Mortgage rates moved higher for some lenders and lower for others, depending on how that particular lender adjusted their rate sheets on Friday afternoon. 

While the bonds that underlie mortgage rates are moving constantly throughout the day, lenders want to see a certain amount of movement in any given direction before they go to the trouble of adjusting their mortgage rate offerings.  Friday began with weaker bonds.  Consequently the first mortgage rate sheets of the day were worse than Thursday's (i.e. rates were higher).  But bonds improved throughout the day--just enough for a handful of lenders to adjust rates lower.

Lenders in that "handful" had to move rates back up a bit today.  Lenders not in that handful were able to drop rates just a hair from Friday morning's levels.  All this having been said, all of these moves are relatively quite small in the bigger picture.  On this scale, we're only talking about the upfront costs associated with any given rate as opposed to the actual payment ("note") rate itself.

Loan Originator Perspective

Bonds regressed slightly today amid a stock rally.  We're still locked within recent ranges, and that's unlikely to change before Labor Day.  I'm still locking loans within 30 days of closing. -Ted Rood, Senior Originator

Today's Most Prevalent Rates

  • 30YR FIXED - 4.625-4.75
  • FHA/VA - 4.25-4.5%
  • 15 YEAR FIXED - 4.125%
  • 5 YEAR ARMS -  3.75-4.25% depending on the lender

Ongoing Lock/Float Considerations

  • Rates moved higher in a serious way due to several big-picture headwinds, including: the Fed's rate hike outlook (and general policy tightening), the increased amount of Treasury issuance to pay for the tax bill (higher bond issuance = higher rates), and the possibility that fiscal stimulus results in higher growth/inflation.

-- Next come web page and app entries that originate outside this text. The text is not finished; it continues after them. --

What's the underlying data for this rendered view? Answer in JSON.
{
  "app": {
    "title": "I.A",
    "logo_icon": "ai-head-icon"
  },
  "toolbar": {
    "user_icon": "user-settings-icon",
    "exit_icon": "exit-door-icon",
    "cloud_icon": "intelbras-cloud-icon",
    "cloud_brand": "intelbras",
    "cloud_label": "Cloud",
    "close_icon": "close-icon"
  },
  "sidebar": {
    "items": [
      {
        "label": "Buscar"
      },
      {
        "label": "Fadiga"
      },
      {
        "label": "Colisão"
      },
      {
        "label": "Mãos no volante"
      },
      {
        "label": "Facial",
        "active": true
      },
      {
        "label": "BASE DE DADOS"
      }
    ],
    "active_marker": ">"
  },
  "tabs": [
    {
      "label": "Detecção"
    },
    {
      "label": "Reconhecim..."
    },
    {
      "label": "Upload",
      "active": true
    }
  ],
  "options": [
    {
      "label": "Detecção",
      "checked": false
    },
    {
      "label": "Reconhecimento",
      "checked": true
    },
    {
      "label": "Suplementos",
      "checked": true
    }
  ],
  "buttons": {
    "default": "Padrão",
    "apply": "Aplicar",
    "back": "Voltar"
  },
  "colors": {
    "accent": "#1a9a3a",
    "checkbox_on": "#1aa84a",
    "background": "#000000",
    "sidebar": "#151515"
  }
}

  • Despite those headwinds, the upward momentum in rates has cooled off heading into the summer months.  This could merely be the eye of the storm, or it could end up being the moment where markets began to doubt that prevailing trends would continue.

  • It makes sense to remain defensive (i.e. generally more lock-biased) because the headwinds mentioned above won't die down quickly.  Temporary corrections can be explained away, but it will take a big change in economic fundamentals or geopolitical risk for the big picture to change.  While that doesn't necessarily mean rates have to skyrocket, there's a good chance it means rates will struggle to move much lower than early 2018 lows until more convincing motivation shows up.
  • Rates discussed refer to the most frequently-quoted, conforming, conventional 30yr fixed rate for top tier borrowers among average to well-priced lenders.  The rates generally assume little-to-no origination or discount except as noted when applicable.  Rates appearing on this page are "effective rates" that take day-to-day changes in upfront costs into consideration.